Field fungi or moulds inhabit soils, grass and crops. They are an important part of the ecology and therefore are not all bad!
However the more acidic the soil environment becomes the more pathogenic fungi will thrive and upset the delicate ecological balances and become a health threat to livestock. Hence the roadside risk indicators for farmers warning them about Sporodesmin, a fungal spore which causes facial eczema in livestock. Whilst it doesn’t cause the same disease in horses, it’s presence and levels are an indicator that conditions are ‘right’ for fungi in general to become a serious problem.

What can I do?

 

 

Moulds

Aspergillus
Aspergillus on hay, a known asthma allergen.

The climate and the generally low pH of the soils, means conditions are frequently very favourable to the explosive proliferation of fungal spores and myco-toxins.

Particularly in tropical areas where moist, warm conditions are common.

Sometimes you see mushrooms in the field or mould growing on the horse manure, or black smut moulds on seed-heads in humid weather but most fungi are invisible to the naked eye.

If you happen to live anywhere near any orchards you will know how often they have to spray for fungi.
Pasture fertilised with traditional commercial fertilisers like superphosphate makes an ideal environment for them too.
Slashing grass and leaving it to rot on the ground also creates a suitable environment for fungi if there is any moisture at all.

An ‘endophyte’ fungus lives inside certain grasses especially Perrennial Rye-Grass and Tall Fescue.
‘Ergots’ look like mouse droppings dangling off seed-heads of some grasses like Paspalum
Storage moulds thrive when hay and grain are stored poorly, with too much moisture content.

So what are
Myco-toxins?

‘Myco’ is the Greek word for fungus so myco-toxins are ‘poisons or chemicals produced by fungi’.
Fungi or moulds produce myco-toxins when they are stressed by weather and moisture levels.
They are invisible and insidious. Some are prolific in humid or tropical conditions, others become a problem in Autumn and spring.
The presence of mould does not necessarily mean the presence of mycotoxins but the trouble is you have no way of knowing.
It is known there are at least 500 different moulds out there producing hundreds of different myco-toxins. Many more are yet to be isolated and identified.
In 1985, the World Health Organisation estimated that approximately 25% of the world's grains were contaminated by myco-toxins. This figure has most certainly grown since then due to an increase in global import and export of grains and cereals and the changing environmental and weather patterns.

Myco-toxins do not show up in blood tests


The Affected Horse

Your horse can become infected by ingestion with grass and contaminated feed or by inhalation whilst eating
(Go to Pasture Heaves)

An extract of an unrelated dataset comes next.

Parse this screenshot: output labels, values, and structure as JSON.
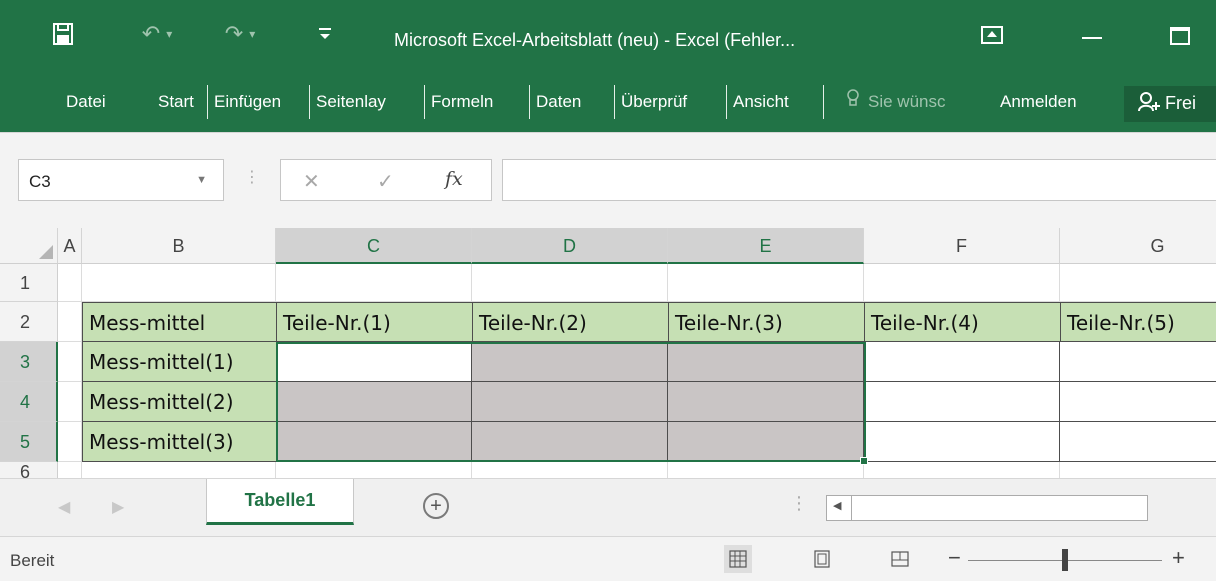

Symptoms of myco-toxin exposure and those of mineral imbalances can be similar and difficult to distinguish.
Both need to be addressed.
 Myco-toxins are potentially very harmful to all livestock including horses. Whilst the liver is very efficient at denaturing toxins, chronic or overwhelming assault will lead to various health problems especially when compounded by mineral imbalances.

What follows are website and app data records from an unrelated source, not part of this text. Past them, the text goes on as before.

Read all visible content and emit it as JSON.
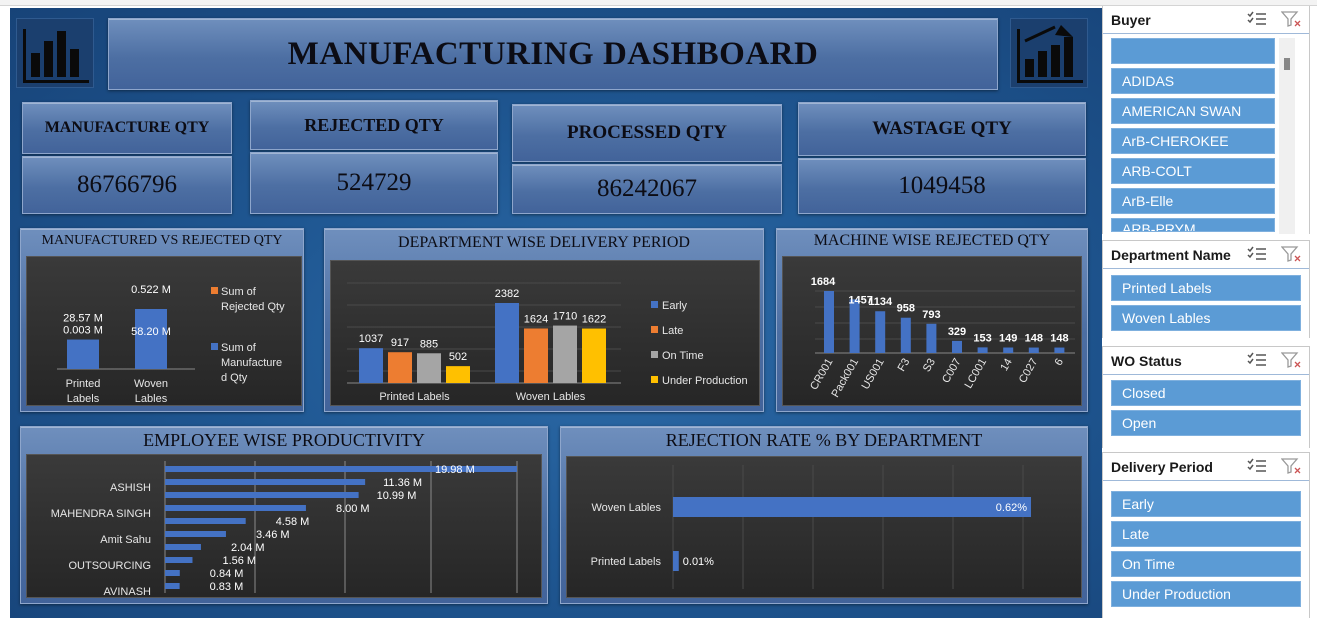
{
  "dashboard": {
    "title": "MANUFACTURING DASHBOARD",
    "kpis": [
      {
        "label": "MANUFACTURE QTY",
        "value": "86766796"
      },
      {
        "label": "REJECTED QTY",
        "value": "524729"
      },
      {
        "label": "PROCESSED QTY",
        "value": "86242067"
      },
      {
        "label": "WASTAGE QTY",
        "value": "1049458"
      }
    ]
  },
  "charts": {
    "mvr": {
      "title": "MANUFACTURED VS REJECTED QTY",
      "categories": [
        "Printed\nLabels",
        "Woven\nLables"
      ],
      "legend": [
        "Sum of Rejected Qty",
        "Sum of Manufactured Qty"
      ],
      "rejected_labels": [
        "0.003 M",
        "0.522 M"
      ],
      "manufactured_labels": [
        "28.57 M",
        "58.20 M"
      ],
      "colors": {
        "rejected": "#ed7d31",
        "manufactured": "#4472c4"
      }
    },
    "dept": {
      "title": "DEPARTMENT WISE DELIVERY PERIOD",
      "categories": [
        "Printed Labels",
        "Woven Lables"
      ],
      "series": [
        {
          "name": "Early",
          "values": [
            1037,
            2382
          ],
          "color": "#4472c4"
        },
        {
          "name": "Late",
          "values": [
            917,
            1624
          ],
          "color": "#ed7d31"
        },
        {
          "name": "On Time",
          "values": [
            885,
            1710
          ],
          "color": "#a5a5a5"
        },
        {
          "name": "Under Production",
          "values": [
            502,
            1622
          ],
          "color": "#ffc000"
        }
      ]
    },
    "machine": {
      "title": "MACHINE WISE REJECTED QTY",
      "categories": [
        "CR001",
        "Pack001",
        "US001",
        "F3",
        "S3",
        "C007",
        "LC001",
        "14",
        "C027",
        "6"
      ],
      "values": [
        1684,
        1457,
        1134,
        958,
        793,
        329,
        153,
        149,
        148,
        148
      ]
    },
    "employee": {
      "title": "EMPLOYEE WISE PRODUCTIVITY",
      "labels": [
        "ASHISH",
        "MAHENDRA SINGH",
        "Amit Sahu",
        "OUTSOURCING",
        "AVINASH"
      ],
      "values": [
        19.98,
        11.36,
        10.99,
        8.0,
        4.58,
        3.46,
        2.04,
        1.56,
        0.84,
        0.83
      ],
      "value_labels": [
        "19.98 M",
        "11.36 M",
        "10.99 M",
        "8.00 M",
        "4.58 M",
        "3.46 M",
        "2.04 M",
        "1.56 M",
        "0.84 M",
        "0.83 M"
      ]
    },
    "rejection": {
      "title": "REJECTION RATE % BY DEPARTMENT",
      "categories": [
        "Woven Lables",
        "Printed Labels"
      ],
      "values": [
        0.62,
        0.01
      ],
      "value_labels": [
        "0.62%",
        "0.01%"
      ]
    }
  },
  "slicers": {
    "buyer": {
      "title": "Buyer",
      "items": [
        "",
        "ADIDAS",
        "AMERICAN SWAN",
        "ArB-CHEROKEE",
        "ARB-COLT",
        "ArB-Elle",
        "ARB-PRYM"
      ]
    },
    "department": {
      "title": "Department Name",
      "items": [
        "Printed Labels",
        "Woven Lables"
      ]
    },
    "wo_status": {
      "title": "WO Status",
      "items": [
        "Closed",
        "Open"
      ]
    },
    "delivery": {
      "title": "Delivery Period",
      "items": [
        "Early",
        "Late",
        "On Time",
        "Under Production"
      ]
    }
  },
  "icons": {
    "multiselect": "multi-select-icon",
    "clear_filter": "clear-filter-icon",
    "bar_chart": "bar-chart-icon",
    "growth_chart": "growth-chart-icon"
  }
}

Myco-toxins are known to suppress the immune system and affect normal functioning of major organs: the intestinal tract, liver, kidneys, reproductive system and the central nervous system.
Problems caused by myco-toxins are often vague, non-specific and difficult to identify. They do not respond to traditional veterinary treatment. They are not bacterial so will not respond to anti-biotics.

Some or all of the following may be exhibited:

  • off their feed, loss of appetite
  • increased susceptibility to viruses and disease
  • failure to thrive, ill-thrift, no top-line
  • failure to grow to potential
  • intestinal problems, diarrhea
  • lethargy
  • vasoconstriction causes necrosis (death) of affected tissue leading to colic if it is part of the intestine or abortion if it is the uterus
  • heat stress or disturbance to the body’s ability to regulate temperature
  • unco-ordinated movement, staggers
  • decreased conception rates
  • increased incidence of abortion, still births
  • increased length of gestation
  • ‘Red Bag’ delivery, thick placentas
  • weak suckling by the newborn foal